University of Connecticut
Department of Marine Sciences

Dr. J. Evan Ward, Professor

Related Links: University of Connecticut Department of Marine Sciences Marine Sciences Major




Endoscopy Videos

Endoscope Equipment

Video endoscopy has been used in the medical and veterinarian fields for decades to examine internal organs and structures of humans and animals. Its use in marine biology, however, was limited due to cost, lack of techniques, and methodological problems. In 1990, while employed as a post-doctoral Research Fellow at Memorial University, Newfoundland, Canada, my colleagues and I developed techniques to apply video endoscopy to the study of bivalve molluscs. Since that time, the observations and data we have collected from in vivo observations of feeding have shed new light and understanding on the process of particle feeding in bivalves and other suspension feeders.

Numerous conference presentations, invited seminars, and publications have resulted from this work (see Publications). In addition, we have developed an educational video that demonstrates feeding processes in bivalves, and I have participated in the making of an Open University, teaching video that explores the functional biology of suspension feeders.

Note: All video clips are protected by international copyright laws and are intended for use by individual researchers or instructors in a class-room setting. Those wishing to use the video clips for other purposes should contact me for permission.


A. Videos for general interest and education

MPG Movie Clip
**New** Atlantic Slippersnail (Crepidula fornicata) - summary of suspension feeding processes: large format (see Shumway et al. 2015, J. Shellfish Res. 33: 1-13)

MPG Movie Clip
Blue mussel (Mytilus edulis) - summary of suspension feeding processes: medium format

MPG Movie Clip
Eastern oyster (Crassostrea virginica) - particle selection and in vivo sampling: medium format (see Ward et al. 1997, Nature, 390: 131-132)

B. Video produced by the BBC for the Open University (UK).

MPG Movie Clip
This video summarizes suspension feeding processes in bivalves and includes endoscopy sequences. It was produced as part of Open University's Uniformity and Diversity series. Click on the link to the left and then select "Investigating Bivalves."

C. Videos to support data and interpretations presented in Ward et al. (1998, L&O, 43: 741-752) and Ward et al. (2000, L&O, 45: 1203-1210)

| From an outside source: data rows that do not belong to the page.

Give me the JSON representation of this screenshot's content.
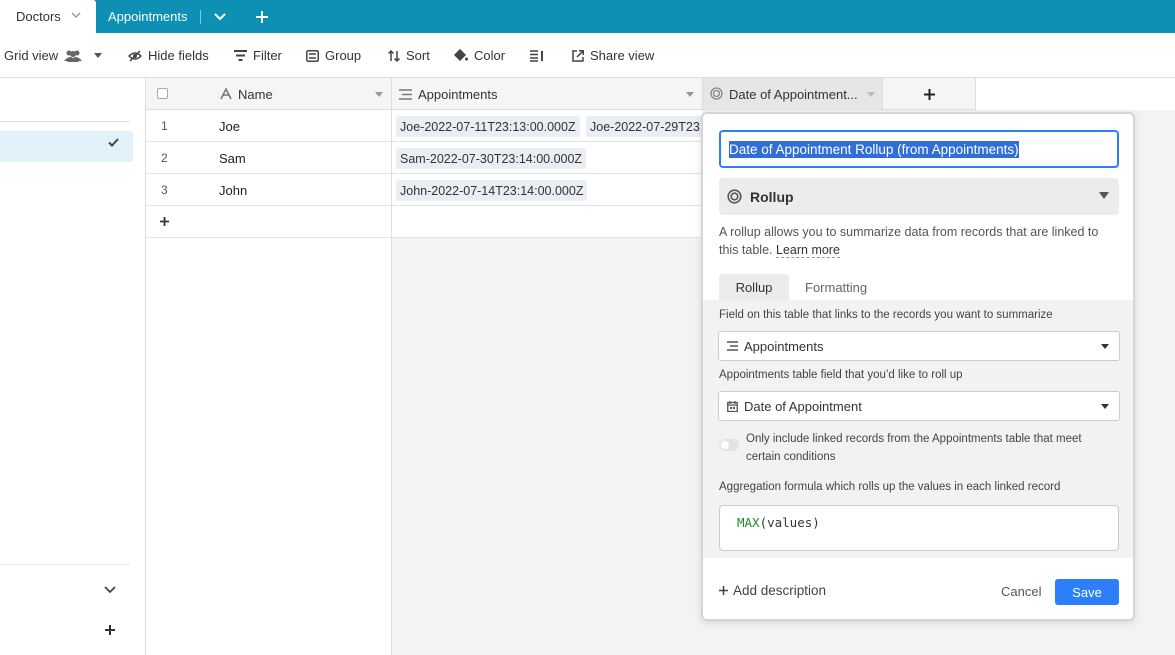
{
  "tabs": {
    "active": "Doctors",
    "second": "Appointments"
  },
  "toolbar": {
    "view_name": "Grid view",
    "hide_fields": "Hide fields",
    "filter": "Filter",
    "group": "Group",
    "sort": "Sort",
    "color": "Color",
    "share_view": "Share view"
  },
  "grid": {
    "columns": [
      "Name",
      "Appointments",
      "Date of Appointment..."
    ],
    "add_row": "+",
    "add_column": "+",
    "rows": [
      {
        "num": "1",
        "name": "Joe",
        "appointments": [
          "Joe-2022-07-11T23:13:00.000Z",
          "Joe-2022-07-29T23"
        ]
      },
      {
        "num": "2",
        "name": "Sam",
        "appointments": [
          "Sam-2022-07-30T23:14:00.000Z"
        ]
      },
      {
        "num": "3",
        "name": "John",
        "appointments": [
          "John-2022-07-14T23:14:00.000Z"
        ]
      }
    ]
  },
  "popup": {
    "field_name": "Date of Appointment Rollup (from Appointments)",
    "field_type": "Rollup",
    "description": "A rollup allows you to summarize data from records that are linked to this table.",
    "learn_more": "Learn more",
    "tab_rollup": "Rollup",
    "tab_formatting": "Formatting",
    "link_field_label": "Field on this table that links to the records you want to summarize",
    "link_field_value": "Appointments",
    "rollup_field_label": "Appointments table field that you’d like to roll up",
    "rollup_field_value": "Date of Appointment",
    "condition_toggle_label": "Only include linked records from the Appointments table that meet certain conditions",
    "aggregation_label": "Aggregation formula which rolls up the values in each linked record",
    "formula_fn": "MAX",
    "formula_args": "(values)",
    "add_description": "Add description",
    "cancel": "Cancel",
    "save": "Save"
  },
  "colors": {
    "tabbar": "#0e90b4",
    "primary": "#2d7ff9",
    "selected_row": "#e1f2fb"
  }
}
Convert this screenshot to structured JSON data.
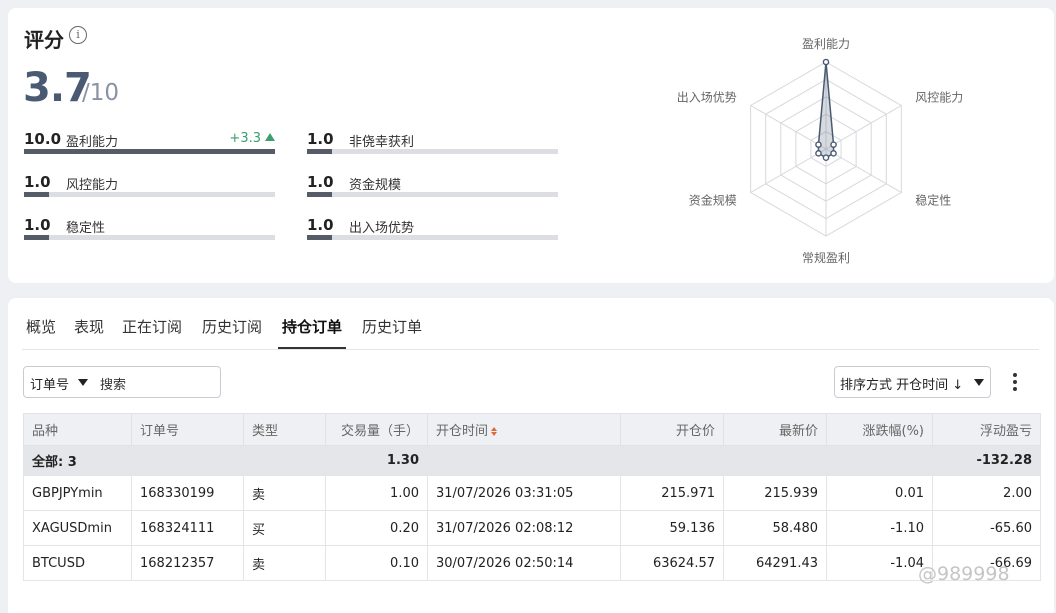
{
  "score": {
    "title": "评分",
    "value": "3.7",
    "max": "/10",
    "metrics": [
      {
        "value": "10.0",
        "label": "盈利能力",
        "delta": "+3.3",
        "ratio": 1.0
      },
      {
        "value": "1.0",
        "label": "非侥幸获利",
        "delta": "",
        "ratio": 0.1
      },
      {
        "value": "1.0",
        "label": "风控能力",
        "delta": "",
        "ratio": 0.1
      },
      {
        "value": "1.0",
        "label": "资金规模",
        "delta": "",
        "ratio": 0.1
      },
      {
        "value": "1.0",
        "label": "稳定性",
        "delta": "",
        "ratio": 0.1
      },
      {
        "value": "1.0",
        "label": "出入场优势",
        "delta": "",
        "ratio": 0.1
      }
    ]
  },
  "radar": {
    "axes": [
      "盈利能力",
      "风控能力",
      "稳定性",
      "常规盈利",
      "资金规模",
      "出入场优势"
    ],
    "values": [
      10,
      1,
      1,
      1,
      1,
      1
    ],
    "max": 10,
    "accent": "#4a5a73"
  },
  "tabs": [
    {
      "label": "概览",
      "active": false
    },
    {
      "label": "表现",
      "active": false
    },
    {
      "label": "正在订阅",
      "active": false
    },
    {
      "label": "历史订阅",
      "active": false
    },
    {
      "label": "持仓订单",
      "active": true
    },
    {
      "label": "历史订单",
      "active": false
    }
  ],
  "filter": {
    "select_label": "订单号",
    "search_placeholder": "搜索"
  },
  "sort": {
    "label": "排序方式 开仓时间 ↓"
  },
  "table": {
    "headers": [
      "品种",
      "订单号",
      "类型",
      "交易量（手）",
      "开仓时间",
      "开仓价",
      "最新价",
      "涨跌幅(%)",
      "浮动盈亏"
    ],
    "total": {
      "label": "全部: 3",
      "volume": "1.30",
      "pnl": "-132.28"
    },
    "rows": [
      {
        "symbol": "GBPJPYmin",
        "order": "168330199",
        "type": "卖",
        "volume": "1.00",
        "time": "31/07/2026 03:31:05",
        "open": "215.971",
        "last": "215.939",
        "change": "0.01",
        "pnl": "2.00",
        "sign": "pos"
      },
      {
        "symbol": "XAGUSDmin",
        "order": "168324111",
        "type": "买",
        "volume": "0.20",
        "time": "31/07/2026 02:08:12",
        "open": "59.136",
        "last": "58.480",
        "change": "-1.10",
        "pnl": "-65.60",
        "sign": "neg"
      },
      {
        "symbol": "BTCUSD",
        "order": "168212357",
        "type": "卖",
        "volume": "0.10",
        "time": "30/07/2026 02:50:14",
        "open": "63624.57",
        "last": "64291.43",
        "change": "-1.04",
        "pnl": "-66.69",
        "sign": "neg"
      }
    ]
  },
  "watermark": "@989998",
  "colors": {
    "positive": "#3a9e6e",
    "negative": "#d0444f"
  }
}
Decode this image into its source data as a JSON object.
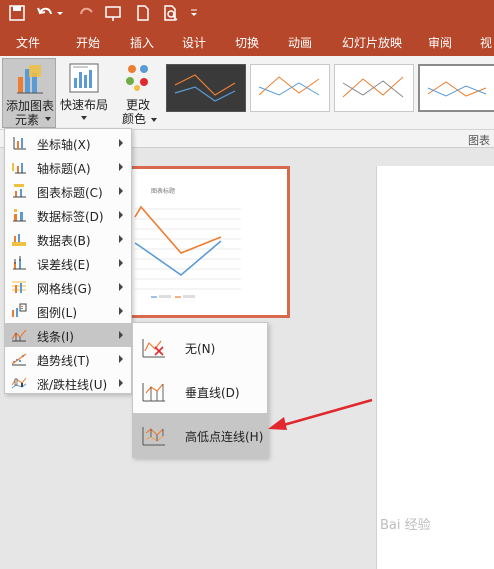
{
  "tabs": [
    "文件",
    "开始",
    "插入",
    "设计",
    "切换",
    "动画",
    "幻灯片放映",
    "审阅",
    "视"
  ],
  "ribbon": {
    "add_element_line1": "添加图表",
    "add_element_line2": "元素",
    "quick_layout": "快速布局",
    "change_colors_line1": "更改",
    "change_colors_line2": "颜色",
    "group_label": "图表"
  },
  "menu_items": [
    {
      "label": "坐标轴(X)"
    },
    {
      "label": "轴标题(A)"
    },
    {
      "label": "图表标题(C)"
    },
    {
      "label": "数据标签(D)"
    },
    {
      "label": "数据表(B)"
    },
    {
      "label": "误差线(E)"
    },
    {
      "label": "网格线(G)"
    },
    {
      "label": "图例(L)"
    },
    {
      "label": "线条(I)"
    },
    {
      "label": "趋势线(T)"
    },
    {
      "label": "涨/跌柱线(U)"
    }
  ],
  "submenu_items": [
    {
      "label": "无(N)"
    },
    {
      "label": "垂直线(D)"
    },
    {
      "label": "高低点连线(H)"
    }
  ],
  "slide_chart": {
    "title": "图表标题"
  },
  "colors": {
    "accent": "#b7472a",
    "slide_border": "#d9694e",
    "orange_line": "#ed7d31",
    "blue_line": "#5b9bd5",
    "arrow": "#e0282e"
  },
  "watermark": "Bai 经验"
}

These video sequences demonstrate the important points concerning in vivo observations of feeding and our particle capture model. Please see the above papers for a full explanation of data presented in the video clips.

Note: Video clips have been compressed to reduce disk storage space and down-loading time. For best viewing, dim room lights and adjust monitor brightness and contrast if needed. Quality of images will vary depending on quality of the video card and monitor of your computer system. Original images are of higher quality.

MPG Movie Clip
Quality 1:  Demonstration of high quality images obtained with modern endoscope system.
MPG Movie Clip
Quality 2:  Demonstration of low quality images obtained with old endoscope system.
MPG Movie Clip Resolution 1:  Calibration of endoscope system showing 3.0 um as limit of resolution.
MPG Movie Clip
Resolution 2:  Demonstration of some aspects of particle capture and visualization of movement of individual particles and phytoplankton cells.
MPG Movie Clip
Dye Study:  Demonstration of flow characteristics within the pallial cavity.
MPG Movie Clip
Particle Tracking:  Demonstration of particle kinematics above and along the ctenidia of bivalves. Stop-frame analysis allows us to track particle trajectories and movements.

In Vivo Particle Capture in bivalvesD. Digitized frame from in vivo, endoscopic observations of particle capture in bivalves.

Digitized, video micrographs of particle kinematics above and along the frontal surface of the ctenidia (=gill) of two filibranchiate bivalves. Particles (white dots) were positioned on micrographs to illustrate specific paths obtained by motion analysis.

Numbers indicate cumulative frame advances for a given position of the particle (0.033-s time steps, NTSC). The x indicates position of particle when it first contacted a given ctenidial filament. Scale bars are about 100 µm.

(A) Mytilus edulis ctenidium showing direct interception of particle (path 1).
(B) M. edulis ctenidium showing trap-and-flip capture of particle (path 2).
(C) Arca zebra ctenidium showing direct interception of particle (path 1).
(D) A. zebra ctenidium showing particle traversing an interfilamentary space at the level of the frontal surface (skip, path 3). (see Ward et al. 1998, L & O)